"It helps bring in customers and they feel safer to come and use the brand-new Elwick Place facility.
"We are trying to create more of a pedestrianised town centre and without the shared space, how else would they do it?
"I'm a fan and I think the council have good intentions and have done well. The design is super-intricate and really nice.
"Perhaps there needs to be a little bit more signage for people who drive from outside Ashford.
"But in terms of the overall idea of it and what it does for footfall, I think it's great and I would like to see it extended through town to make people flow from the town centre to Elwick Place and beyond.
'The improvements will lead to a nicer, safer and easier to maintain public realm...'
"I used to drive round it when it was just a ring road and it was very busy which attracted a lot of people who didn't drive as considerately as they do now."
When asked if additional signs could be beneficial, Mr Galpin said it could add confusion.
"There is a 20mph limit and that should be sufficient. You could put up a sign saying "you are entering a shared space" but in truth you could get too much info," he said.
"I wouldn't want to put up a sign like that."
Kent County Council (KCC) is due to begin roadworks aimed at preserving the life of the shared space and Lower High Street.
Once complete, bosses say the area will be "better preserved for the longer term", making it more resistant to damage.
Works totalling up to £600,000 will begin tonight and are expected to be completed in five phases by spring 2023.
The first phase of roadworks will largely take place at night between 8.30pm and 5am.
They will begin in Forge Lane, between November 1 and 7, before moving to West Street between November 7 and 21.
Contractors will then focus on the Godinton Road and Elwick Place area.
Further roadworks will then take place at Gasworks Lane on November 28, Forge Lane and West Street on November 29 and finally Godinton Road from December 1 for two nights, marking the end of the first phases of the project.

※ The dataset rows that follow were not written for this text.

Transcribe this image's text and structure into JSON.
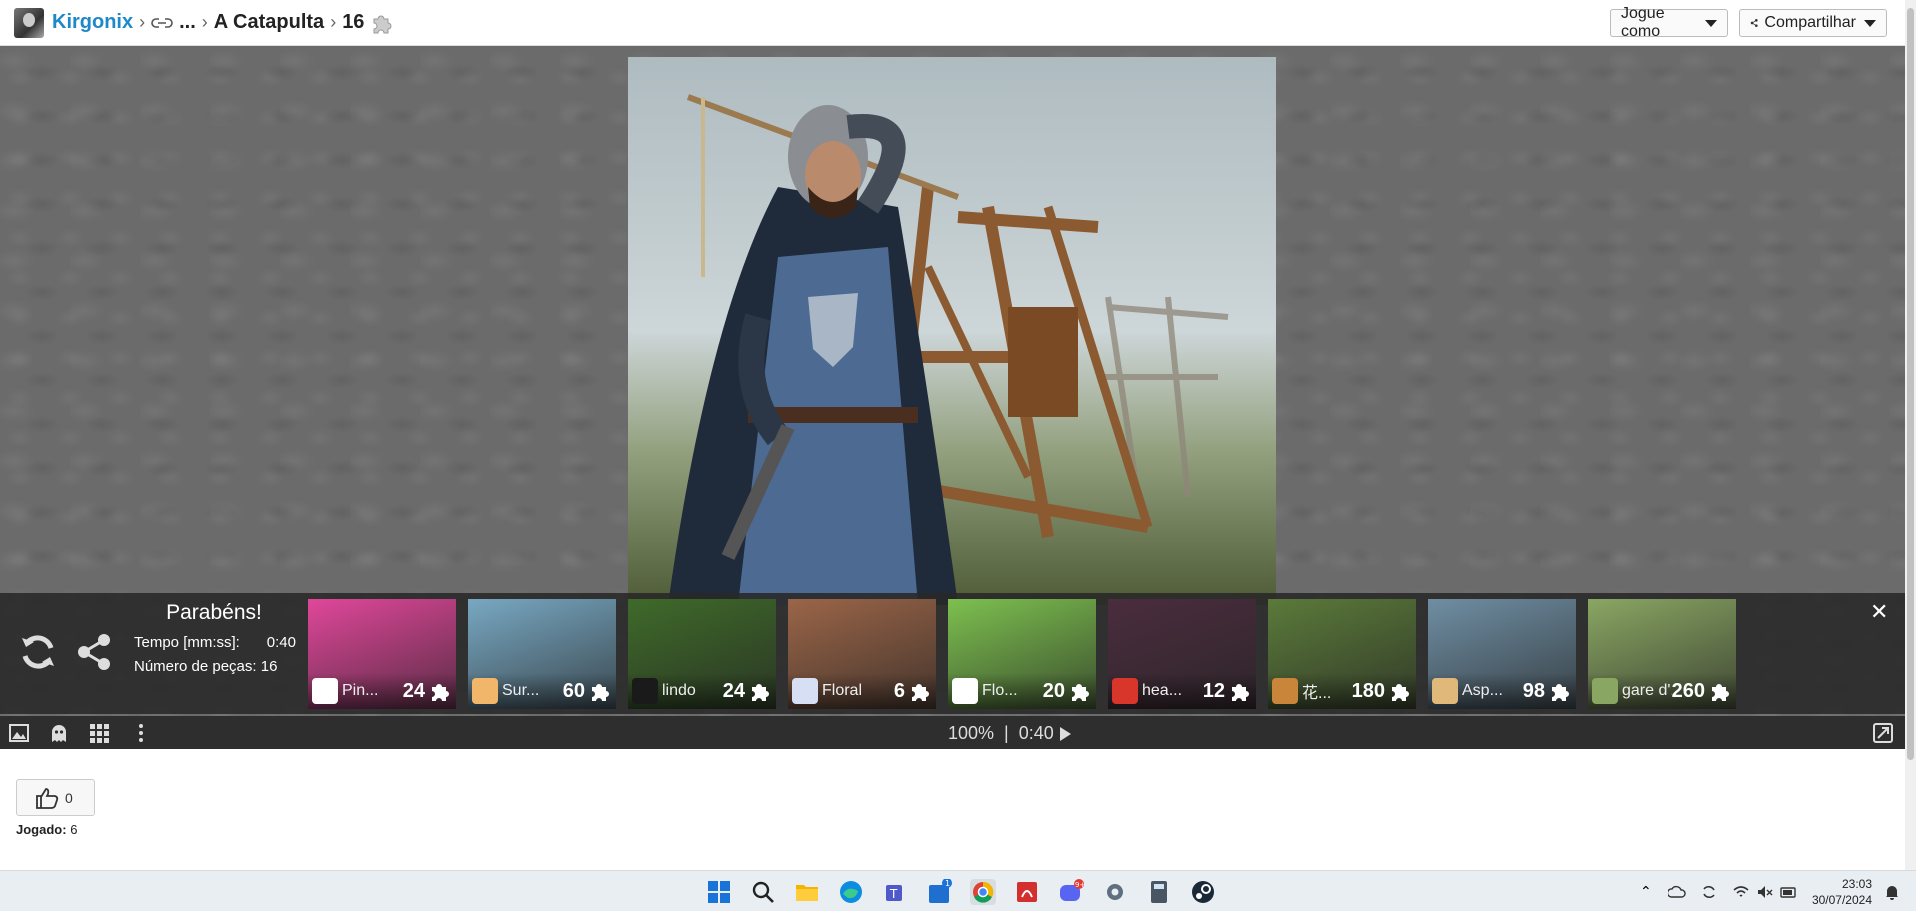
{
  "header": {
    "user": "Kirgonix",
    "ellipsis": "...",
    "title": "A Catapulta",
    "pieces": "16",
    "play_as": "Jogue como",
    "share": "Compartilhar"
  },
  "overlay": {
    "title": "Parabéns!",
    "time_label": "Tempo [mm:ss]:",
    "time_value": "0:40",
    "pieces_label": "Número de peças: 16",
    "close": "✕",
    "thumbnails": [
      {
        "label": "Pin...",
        "count": "24",
        "bg": "#e0479a",
        "badge": "#ffffff"
      },
      {
        "label": "Sur...",
        "count": "60",
        "bg": "#78a8c2",
        "badge": "#f2b66b"
      },
      {
        "label": "lindo",
        "count": "24",
        "bg": "#3f6a2a",
        "badge": "#1a1a1a"
      },
      {
        "label": "Floral",
        "count": "6",
        "bg": "#9b6548",
        "badge": "#d6dff3"
      },
      {
        "label": "Flo...",
        "count": "20",
        "bg": "#7dc04f",
        "badge": "#ffffff"
      },
      {
        "label": "hea...",
        "count": "12",
        "bg": "#4b2d3e",
        "badge": "#d8362a"
      },
      {
        "label": "花...",
        "count": "180",
        "bg": "#5b7a3a",
        "badge": "#c9853a"
      },
      {
        "label": "Asp...",
        "count": "98",
        "bg": "#6f8ea3",
        "badge": "#e0b97a"
      },
      {
        "label": "gare d'...",
        "count": "260",
        "bg": "#8aa663",
        "badge": "#8aa663"
      }
    ]
  },
  "toolbar": {
    "zoom": "100%",
    "separator": "|",
    "timer": "0:40"
  },
  "likes": {
    "count": "0",
    "played_label": "Jogado:",
    "played_value": "6"
  },
  "taskbar": {
    "time": "23:03",
    "date": "30/07/2024",
    "store_badge": "1",
    "discord_badge": "9+"
  },
  "icons": [
    "refresh-icon",
    "share-icon",
    "image-icon",
    "ghost-icon",
    "grid-icon",
    "more-icon",
    "fullscreen-icon",
    "thumbs-up-icon",
    "puzzle-piece-icon",
    "link-icon"
  ]
}
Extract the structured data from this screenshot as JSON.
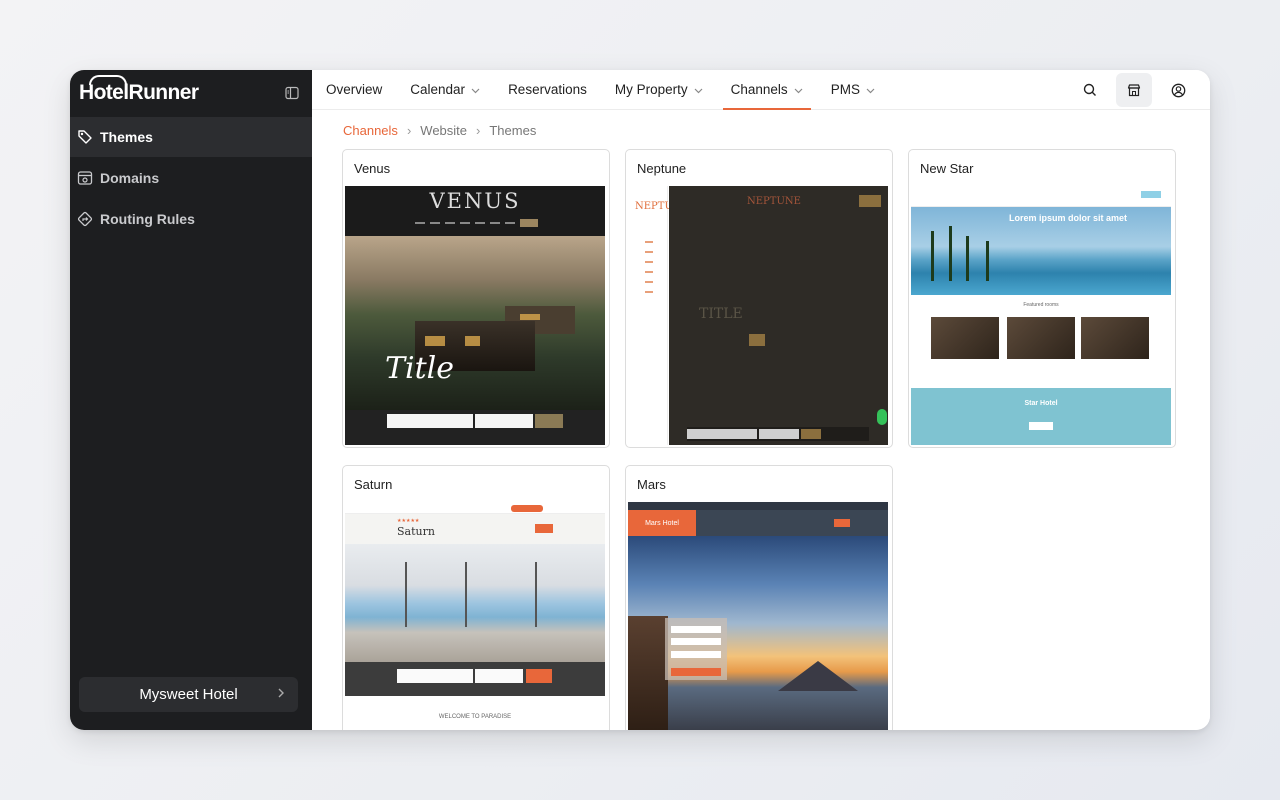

Further phases are expected to continue after Christmas.
Ashford MP Damian Green says the upgrades will be "money well spent" adding: "There was a lot of scepticism about the shared space when it was first introduced.
"I remember TopGear laughing at it saying there would be lots of accidents but there hasn’t been.
"With any road scheme you need to keep updating it to keep it looking as nice as possible and also keeping it as safe as possible.
"Some of the surface work didn’t last very long so I’m glad to see it will look better than it has done because it ought to be something we want to advertise about Ashford."
KCC’s cabinet member for highways and transport, Cllr David Brazier (Con), said: “These improvements are essential to ensure the continued upkeep of Ashford Shared Space, which is an important part of the look and feel of the town centre.
“The proposals include various changes to materials and layout to make the Shared Space area more resilient to future damage and easier to maintain.
"On the Lower High Street, we shall be removing the uneven cobbles and replacing them with tarmac, which will provide an even surface and reduce future maintenance cost.
“It will also involve the resetting of uneven York paving slabs, replacing missing ones, as well as missing bollards and also addressing tree root damage – promoting easier access for those with additional needs and disabilities.
“I am pleased that members and officers from KCC and ABC have been working collaboratively to plan these works, ensuring disruption is managed as far as possible.”
ABC leader Cllr Gerry Clarkson (Con) said: “We believe our town centre should be a welcoming and safe place for everyone to visit, which is why I am pleased that the Shared Space area and Lower High Street are set for a major series of footway repairs, carriageway alterations and resurfacing.
"Together, the improvements will lead to a nicer, safer and easier to maintain public realm in the town centre.
“KCC and ABC members and officers have been working collaboratively over recent months to look at the best way to approach this work.
"I would like to acknowledge the role Cllr Bill Barrett and Cllr Peter Feacey have played in championing the need for the improvements to be made by the county council, and in finding a viable way forward for them to proceed.”